“The Roberts Court could decide with the stroke of a pen to simultaneously forgive big business decades of tax dues.”
Charles and Kathleen Moore brought their challenge to the repatriation provision after they were hit with a roughly $15,000 tax bill stemming from their stake in an Indian farm equipment company. As the Tax Policy Center recently observed, the Indian firm is a “controlled foreign corporation (CFC), or a foreign corporation whose ownership or voting rights are more than 50% owned by U.S. persons who each own at least 10%.”
The Moores’ cause has been championed by billionaire-backed organizations and corporate lobbying groups, including the Manhattan Institute–which is chaired by billionaire hedge fund mogul Paul Singer—and the powerful U.S. Chamber of Commerce.
“That such a case involving such modest sums would make it all the way to the high court indicates that there is much more at play than a single family’s tax refund,” ITEP’s Gardner and Spandan Marasini and the Roosevelt Institute’s Niko Lusiani note in the new report.
The plaintiffs’ legal team argues that because the Moores’ shares in the Indian firm were not “realized”—they did not sell or receive a distribution from the company—they should not have been on the hook for the repatriation tax.

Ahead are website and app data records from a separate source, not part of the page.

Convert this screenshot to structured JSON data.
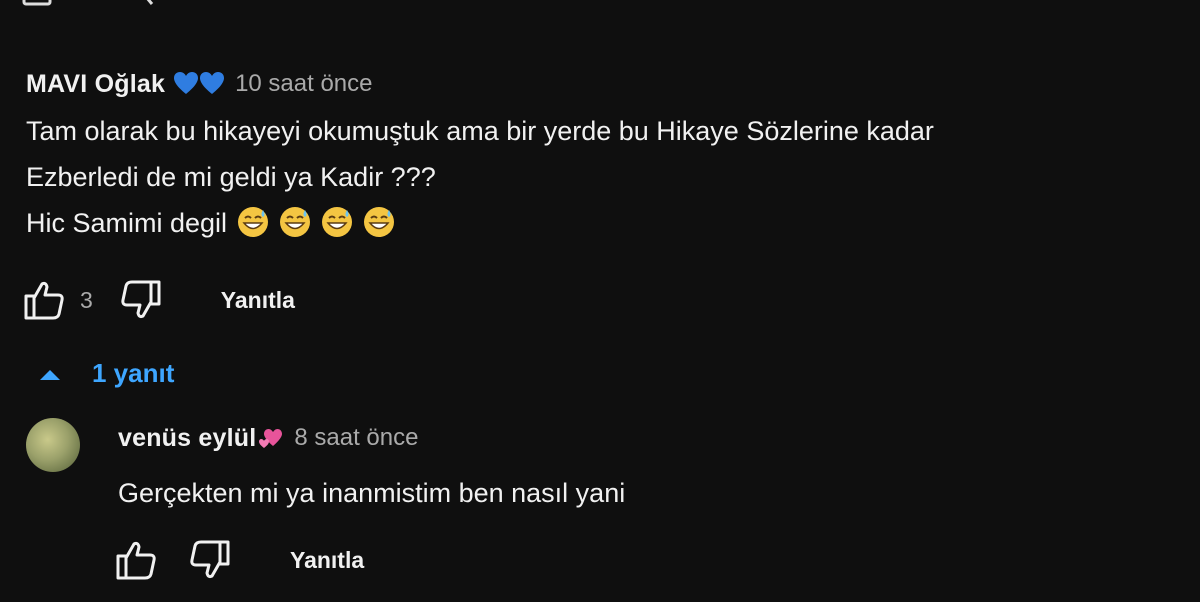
{
  "comment": {
    "author": "MAVI Oğlak",
    "author_emoji": "blue-hearts-icon",
    "time": "10 saat önce",
    "lines": [
      "Tam olarak bu hikayeyi okumuştuk ama bir yerde bu Hikaye Sözlerine kadar",
      "Ezberledi de mi geldi ya Kadir ???",
      "Hic Samimi degil"
    ],
    "trailing_emoji": "grinning-sweat-emoji x4",
    "like_count": "3",
    "reply_label": "Yanıtla"
  },
  "replies_toggle": {
    "label": "1 yanıt",
    "expanded": true
  },
  "reply": {
    "author": "venüs eylül",
    "author_emoji": "two-hearts-icon",
    "time": "8 saat önce",
    "text": "Gerçekten mi ya inanmistim ben nasıl yani",
    "reply_label": "Yanıtla"
  },
  "colors": {
    "background": "#0f0f0f",
    "text": "#f1f1f1",
    "muted": "#aaaaaa",
    "link": "#3ea6ff",
    "heart": "#2f7de1"
  }
}
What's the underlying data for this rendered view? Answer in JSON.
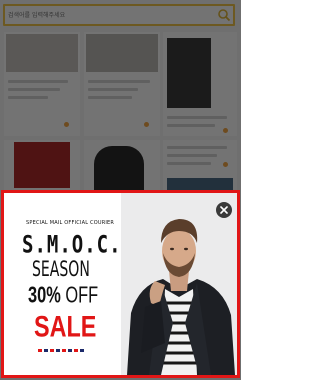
{
  "search": {
    "placeholder": "검색어를 입력해주세요"
  },
  "popup": {
    "subtitle": "SPECIAL MAIL OFFICIAL COURIER",
    "title_line1": "S.M.O.C.",
    "title_line2": "SEASON",
    "title_percent": "30%",
    "title_off": " OFF",
    "title_sale": "SALE"
  },
  "colors": {
    "popup_border": "#e11616",
    "sale_red": "#e11616",
    "search_border": "#f1c64a",
    "accent_dot": "#f4a646"
  },
  "icons": [
    "search-icon",
    "close-icon"
  ]
}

“The government, on the other hand, argues that almost a century of tax law precedent has established Congress’ broad authority to decide when and how to tax income, even without a specific realization event,” the new report explains. “What’s more, the income was clearly realized by the corporation, which is sufficient for income taxation of shareholders under various provisions of the existing tax code.”

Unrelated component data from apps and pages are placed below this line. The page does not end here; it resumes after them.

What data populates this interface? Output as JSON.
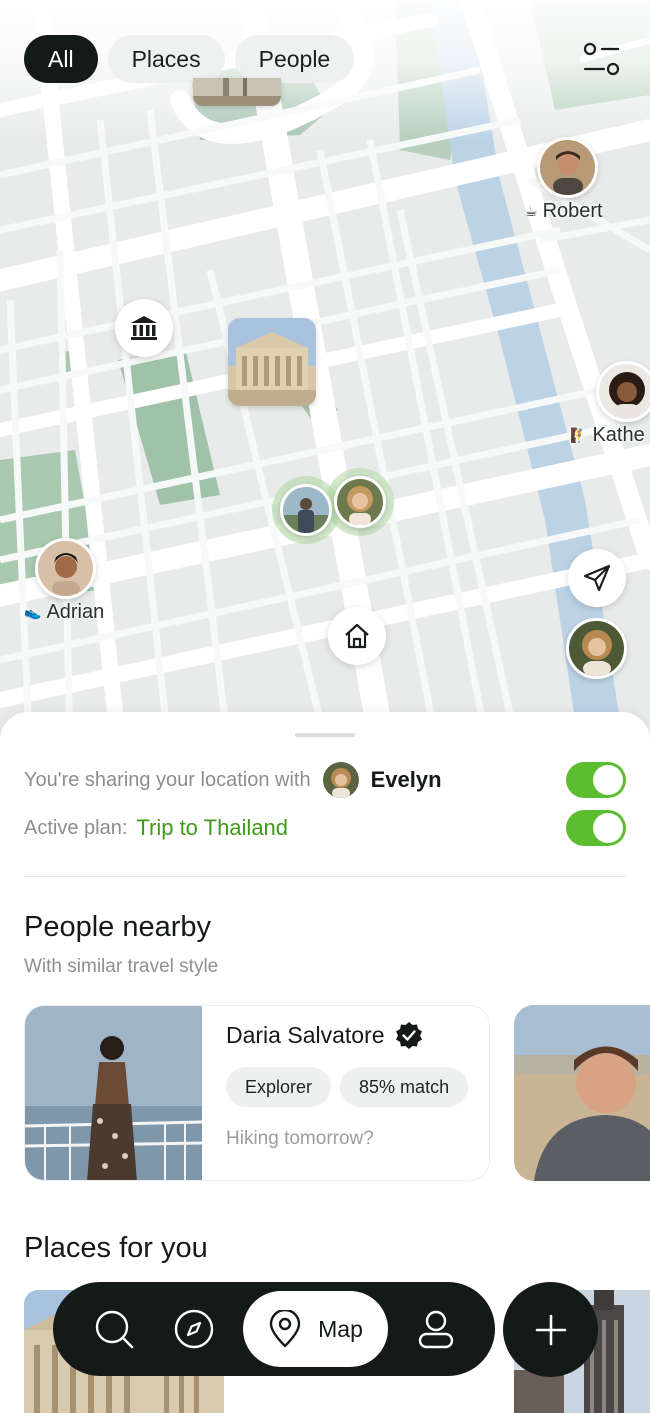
{
  "filters": {
    "all": "All",
    "places": "Places",
    "people": "People"
  },
  "map_people": {
    "robert": {
      "name": "Robert",
      "emoji": "☕"
    },
    "kathe": {
      "name": "Kathe",
      "emoji": "🧗"
    },
    "adrian": {
      "name": "Adrian",
      "emoji": "👟"
    }
  },
  "sheet": {
    "sharing_text": "You're sharing your location with",
    "sharing_name": "Evelyn",
    "plan_label": "Active plan:",
    "plan_value": "Trip to Thailand",
    "people_title": "People nearby",
    "people_subtitle": "With similar travel style",
    "person": {
      "name": "Daria Salvatore",
      "tags": [
        "Explorer",
        "85% match"
      ],
      "message": "Hiking tomorrow?"
    },
    "places_title": "Places for you"
  },
  "nav": {
    "map_label": "Map"
  },
  "colors": {
    "accent_green": "#5cbd2f",
    "plan_green": "#3e9a18",
    "dark": "#141a18"
  }
}
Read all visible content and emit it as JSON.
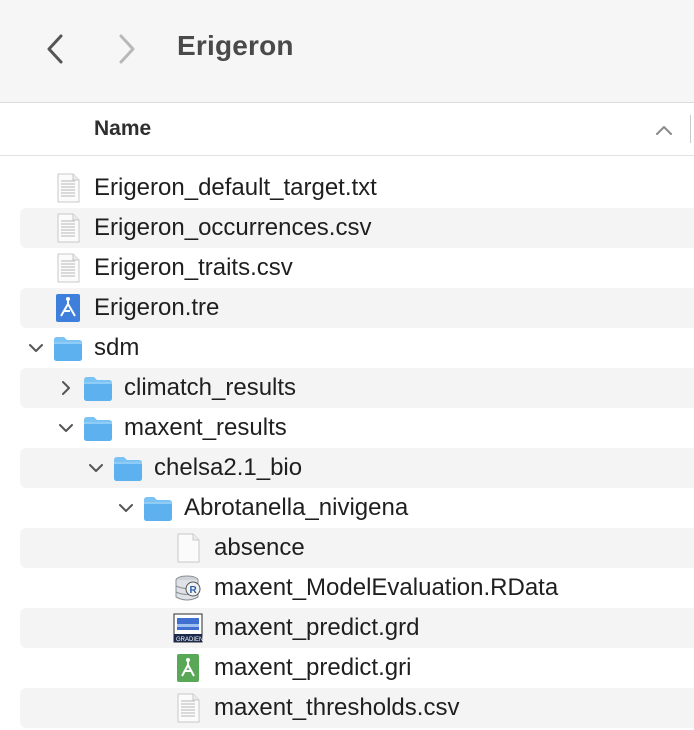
{
  "window": {
    "title": "Erigeron"
  },
  "toolbar": {
    "back_icon": "chevron-left-icon",
    "forward_icon": "chevron-right-icon"
  },
  "header": {
    "name_label": "Name",
    "sort_icon": "chevron-up-icon"
  },
  "rows": [
    {
      "label": "Erigeron_default_target.txt",
      "icon": "text-document-icon",
      "depth": 0,
      "disclosure": "none"
    },
    {
      "label": "Erigeron_occurrences.csv",
      "icon": "csv-document-icon",
      "depth": 0,
      "disclosure": "none"
    },
    {
      "label": "Erigeron_traits.csv",
      "icon": "csv-document-icon",
      "depth": 0,
      "disclosure": "none"
    },
    {
      "label": "Erigeron.tre",
      "icon": "tree-file-icon",
      "depth": 0,
      "disclosure": "none"
    },
    {
      "label": "sdm",
      "icon": "folder-icon",
      "depth": 0,
      "disclosure": "expanded"
    },
    {
      "label": "climatch_results",
      "icon": "folder-icon",
      "depth": 1,
      "disclosure": "collapsed"
    },
    {
      "label": "maxent_results",
      "icon": "folder-icon",
      "depth": 1,
      "disclosure": "expanded"
    },
    {
      "label": "chelsa2.1_bio",
      "icon": "folder-icon",
      "depth": 2,
      "disclosure": "expanded"
    },
    {
      "label": "Abrotanella_nivigena",
      "icon": "folder-icon",
      "depth": 3,
      "disclosure": "expanded"
    },
    {
      "label": "absence",
      "icon": "blank-document-icon",
      "depth": 4,
      "disclosure": "none"
    },
    {
      "label": "maxent_ModelEvaluation.RData",
      "icon": "rdata-file-icon",
      "depth": 4,
      "disclosure": "none"
    },
    {
      "label": "maxent_predict.grd",
      "icon": "gradient-file-icon",
      "depth": 4,
      "disclosure": "none"
    },
    {
      "label": "maxent_predict.gri",
      "icon": "gri-file-icon",
      "depth": 4,
      "disclosure": "none"
    },
    {
      "label": "maxent_thresholds.csv",
      "icon": "csv-document-icon",
      "depth": 4,
      "disclosure": "none"
    }
  ],
  "colors": {
    "folder": "#5cb1ee",
    "folder_tab": "#7cc3f5",
    "row_stripe": "#f4f4f4",
    "toolbar_bg": "#f6f6f6"
  }
}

While it’s possible that the Supreme Court will rule narrowly on the specifics of the Moores’ situation, the report authors cautioned that the justices “could also issue a broad decision that taxing income—of an individual or a corporate shareholder—requires realization, and that income taxation on multiple years of accrued income is unconstitutional.”
Such a sweeping ruling could preemptively ban a wealth tax—an outcome that right-wing supporters of the Moores have explicitly advocated.

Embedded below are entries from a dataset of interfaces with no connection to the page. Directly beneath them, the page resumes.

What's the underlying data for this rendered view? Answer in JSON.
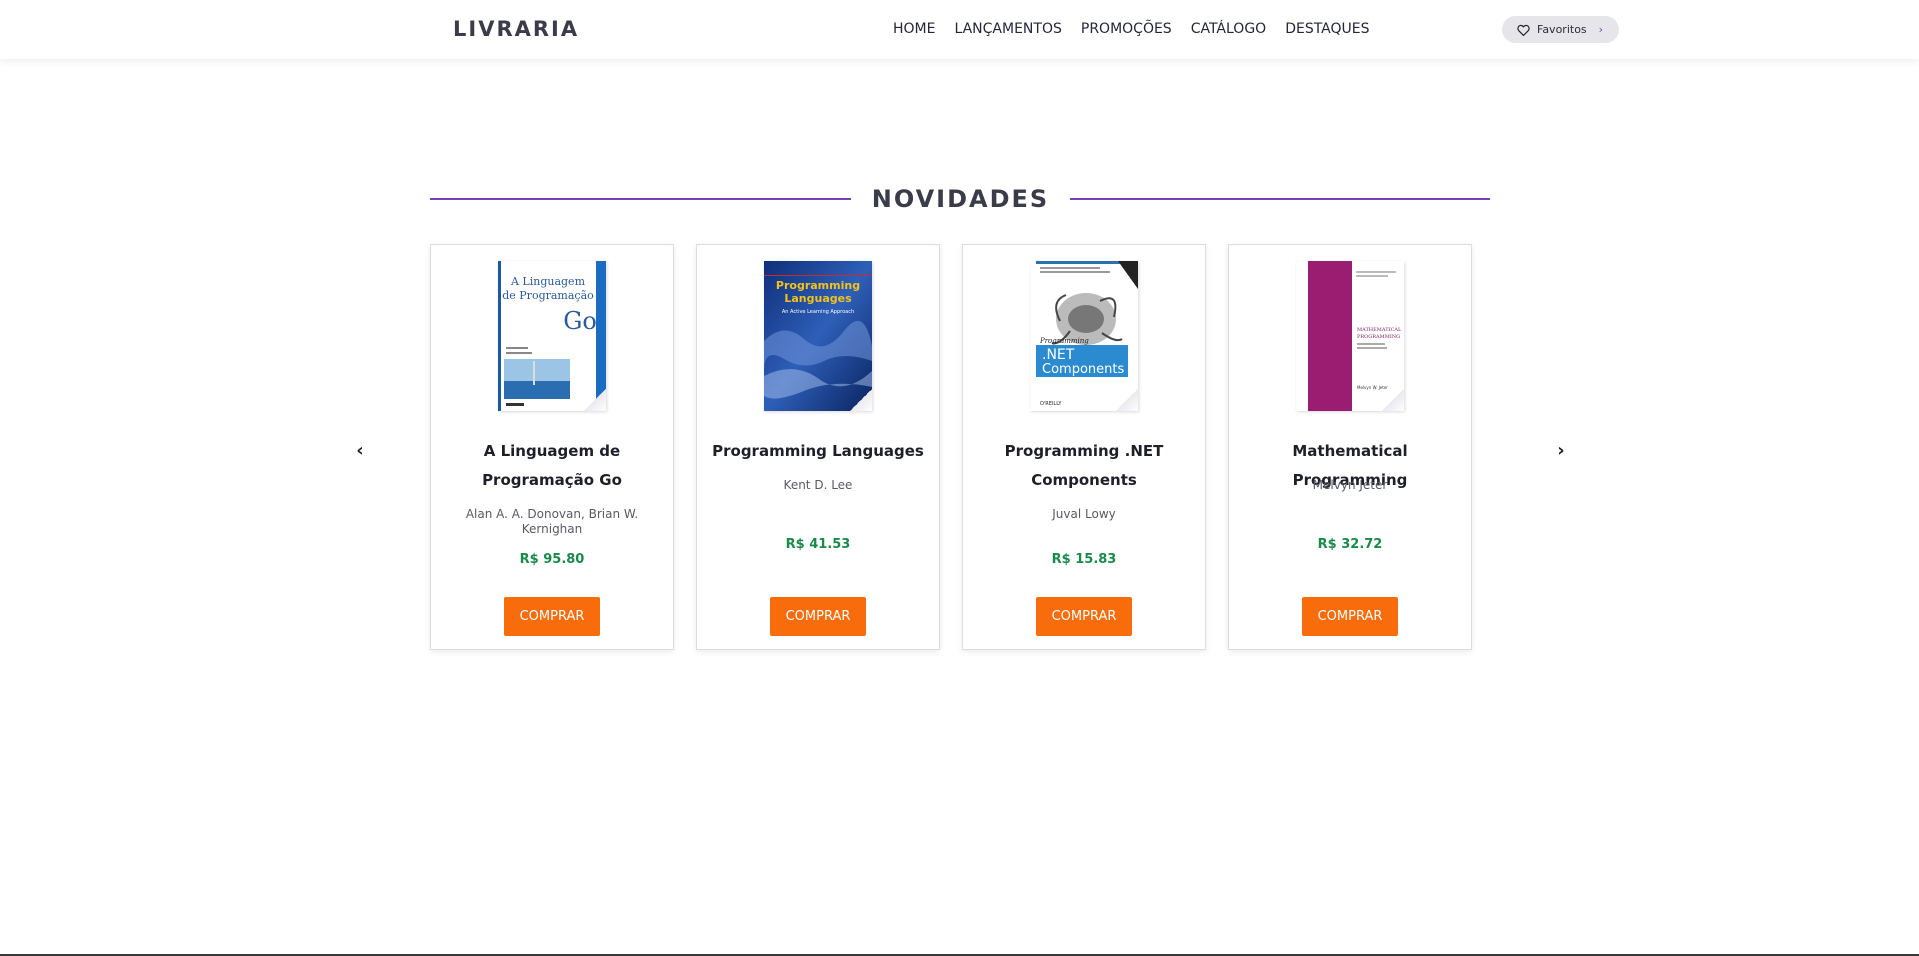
{
  "header": {
    "logo": "LIVRARIA",
    "nav": [
      "HOME",
      "LANÇAMENTOS",
      "PROMOÇÕES",
      "CATÁLOGO",
      "DESTAQUES"
    ],
    "favorites_label": "Favoritos",
    "favorites_icon": "heart-icon",
    "favorites_chevron": "›"
  },
  "section": {
    "title": "NOVIDADES",
    "accent_color": "#7a3fb0",
    "prev_arrow": "‹",
    "next_arrow": "›"
  },
  "books": [
    {
      "title": "A Linguagem de Programação Go",
      "author": "Alan A. A. Donovan, Brian W. Kernighan",
      "price": "R$ 95.80",
      "button": "COMPRAR",
      "cover_text": [
        "A Linguagem",
        "de Programação",
        "Go"
      ]
    },
    {
      "title": "Programming Languages",
      "author": "Kent D. Lee",
      "price": "R$ 41.53",
      "button": "COMPRAR",
      "cover_text": [
        "Programming",
        "Languages",
        "An Active Learning Approach"
      ]
    },
    {
      "title": "Programming .NET Components",
      "author": "Juval Lowy",
      "price": "R$ 15.83",
      "button": "COMPRAR",
      "cover_text": [
        "Programming",
        ".NET",
        "Components",
        "O'REILLY"
      ]
    },
    {
      "title": "Mathematical Programming",
      "author": "Melvyn Jeter",
      "price": "R$ 32.72",
      "button": "COMPRAR",
      "cover_text": [
        "MATHEMATICAL",
        "PROGRAMMING",
        "Melvyn W. Jeter"
      ]
    }
  ],
  "colors": {
    "price": "#1a8a4a",
    "button": "#f86c0b"
  }
}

“This case presents the court with an ideal opportunity to clarify that taxes on unrealized gains, such as wealth taxes, are direct taxes that are unconstitutional if not apportioned among the states,” the Manhattan Institute declared in a May amicus brief.
A broad ruling by the high court could also imperil key elements of the existing tax code, according to ITEP and the Roosevelt Institute.
“One of the most established of these pillars is known as Subpart F, which was enacted in 1962 to prevent American corporations from avoiding taxation through offshore entities or controlled foreign corporations,” the new report says. “Provisions related to Global Intangible Low-Taxed Income (GILTI), the branch profits tax; tax treatment of corporate debt; and others could be uprooted by five justices.”
“The Corporate Alternative Minimum Tax—enacted as part of the Inflation Reduction Act to create a basic corporate tax floor—as well as international efforts to curb international tax avoidance could be made constitutionally invalid,” the report adds.
The analysis stresses that the consequences of a broad ruling in the upcoming case would be profound, affecting more than just a handful of corporate tax provisions.
“In Moore,” the report warns, “the Roberts Court could decide with the stroke of a pen to simultaneously forgive big business decades of tax dues, increase the federal deficit over the long run, jeopardize future public revenue and essential social programs, escalate these multinational companies’ already sizeable after-tax profits, and further enrich their shareholders.”